> Dataset extract
+ + + + +

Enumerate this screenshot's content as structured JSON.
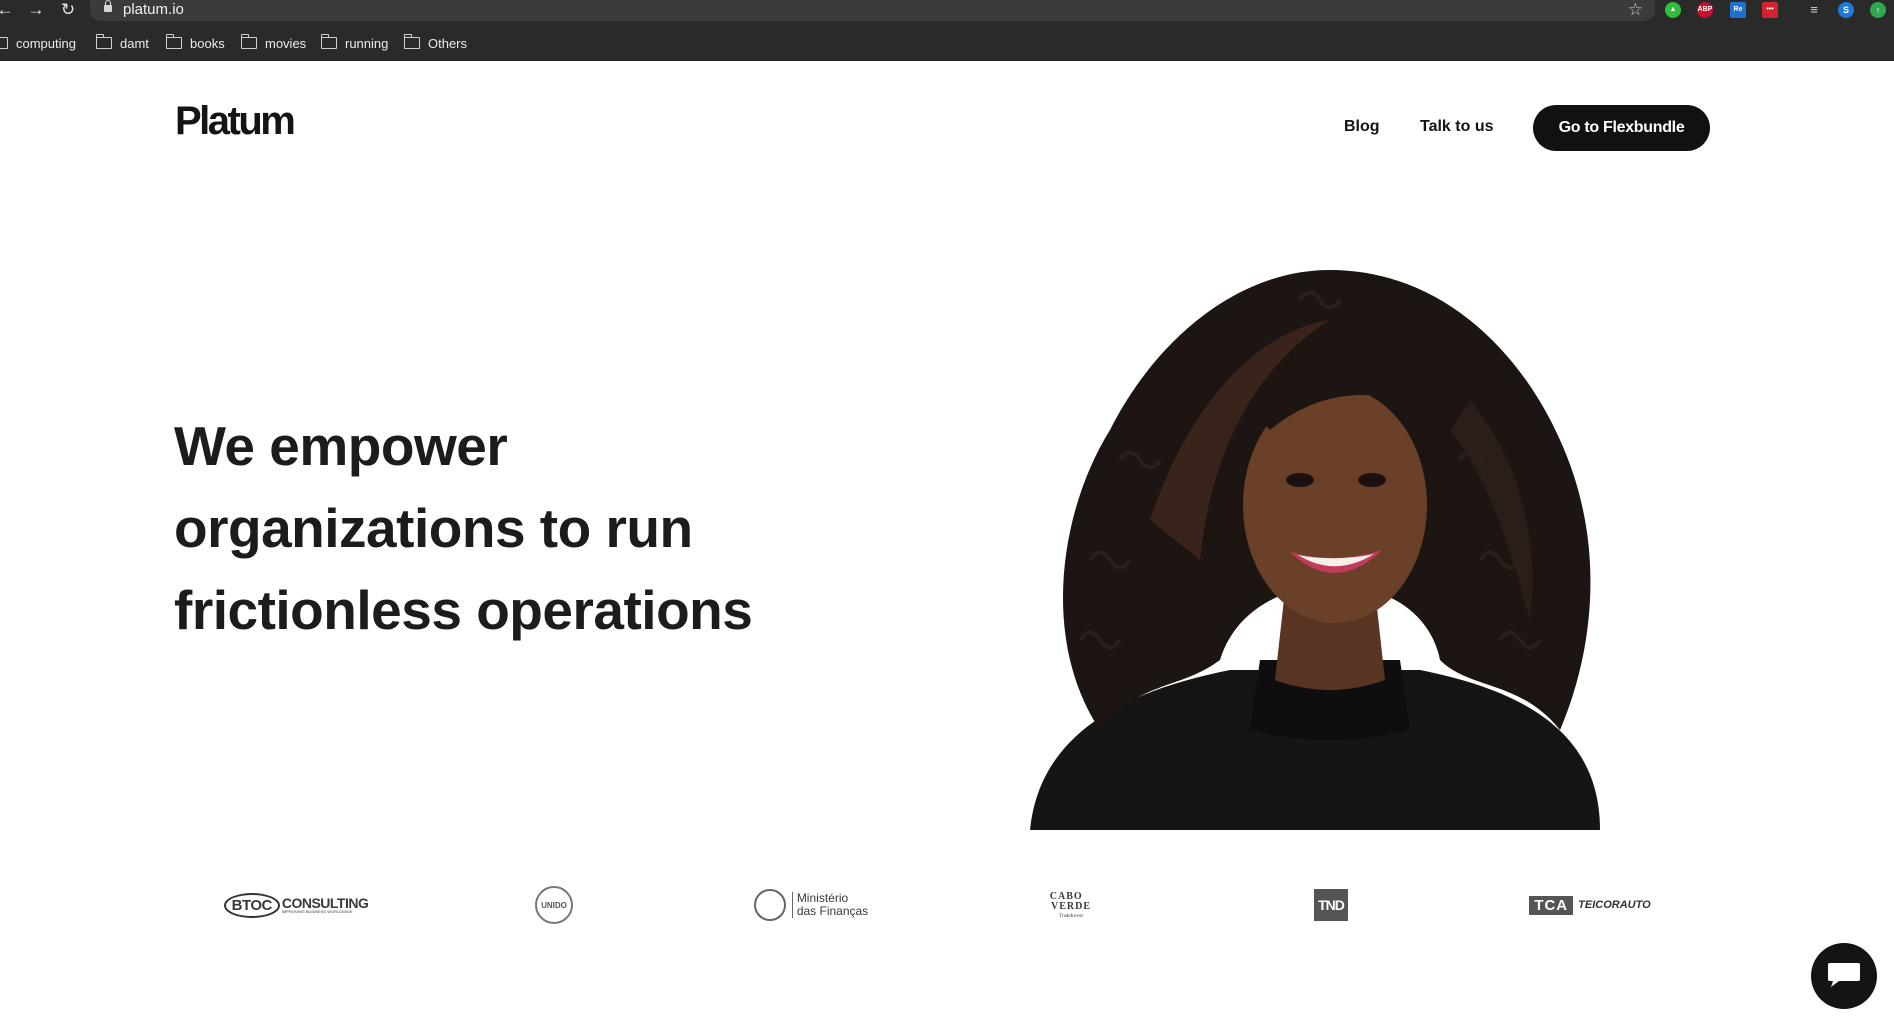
{
  "browser": {
    "url": "platum.io",
    "bookmarks": [
      "computing",
      "damt",
      "books",
      "movies",
      "running",
      "Others"
    ],
    "extension_icons": [
      "thumbs-up-icon",
      "adblock-plus-icon",
      "readability-icon",
      "lastpass-icon",
      "reading-list-icon",
      "profile-avatar-icon",
      "update-icon"
    ],
    "ext_labels": {
      "abp": "ABP",
      "re": "Re",
      "lp": "•••",
      "avatar": "S"
    }
  },
  "header": {
    "logo": "Platum",
    "nav": {
      "blog": "Blog",
      "talk": "Talk to us"
    },
    "cta": "Go to Flexbundle"
  },
  "hero": {
    "headline_lines": [
      "We empower",
      "organizations to run",
      "frictionless operations"
    ]
  },
  "clients": {
    "btoc": {
      "name": "BTOC",
      "suffix": "CONSULTING",
      "tagline": "IMPROVING BUSINESS WORLDWIDE"
    },
    "unido": {
      "name": "UNIDO"
    },
    "ministerio": {
      "line1": "Ministério",
      "line2": "das Finanças"
    },
    "cabo_verde": {
      "word1": "CABO",
      "word2": "VERDE",
      "sub": "TradeInvest"
    },
    "tnd": {
      "name": "TND"
    },
    "tca": {
      "mark": "TCA",
      "name": "TEICORAUTO"
    }
  },
  "colors": {
    "brand_dark": "#111111",
    "chrome_bg": "#2a2a2b",
    "page_bg": "#ffffff"
  }
}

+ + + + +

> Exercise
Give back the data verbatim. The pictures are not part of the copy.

> Task result
Enumerate this screenshot's content as structured JSON.
{
  "browser": {
    "url": "platum.io",
    "bookmarks": [
      "computing",
      "damt",
      "books",
      "movies",
      "running",
      "Others"
    ],
    "extension_icons": [
      "thumbs-up-icon",
      "adblock-plus-icon",
      "readability-icon",
      "lastpass-icon",
      "reading-list-icon",
      "profile-avatar-icon",
      "update-icon"
    ],
    "ext_labels": {
      "abp": "ABP",
      "re": "Re",
      "lp": "•••",
      "avatar": "S"
    }
  },
  "header": {
    "logo": "Platum",
    "nav": {
      "blog": "Blog",
      "talk": "Talk to us"
    },
    "cta": "Go to Flexbundle"
  },
  "hero": {
    "headline_lines": [
      "We empower",
      "organizations to run",
      "frictionless operations"
    ]
  },
  "clients": {
    "btoc": {
      "name": "BTOC",
      "suffix": "CONSULTING",
      "tagline": "IMPROVING BUSINESS WORLDWIDE"
    },
    "unido": {
      "name": "UNIDO"
    },
    "ministerio": {
      "line1": "Ministério",
      "line2": "das Finanças"
    },
    "cabo_verde": {
      "word1": "CABO",
      "word2": "VERDE",
      "sub": "TradeInvest"
    },
    "tnd": {
      "name": "TND"
    },
    "tca": {
      "mark": "TCA",
      "name": "TEICORAUTO"
    }
  },
  "colors": {
    "brand_dark": "#111111",
    "chrome_bg": "#2a2a2b",
    "page_bg": "#ffffff"
  }
}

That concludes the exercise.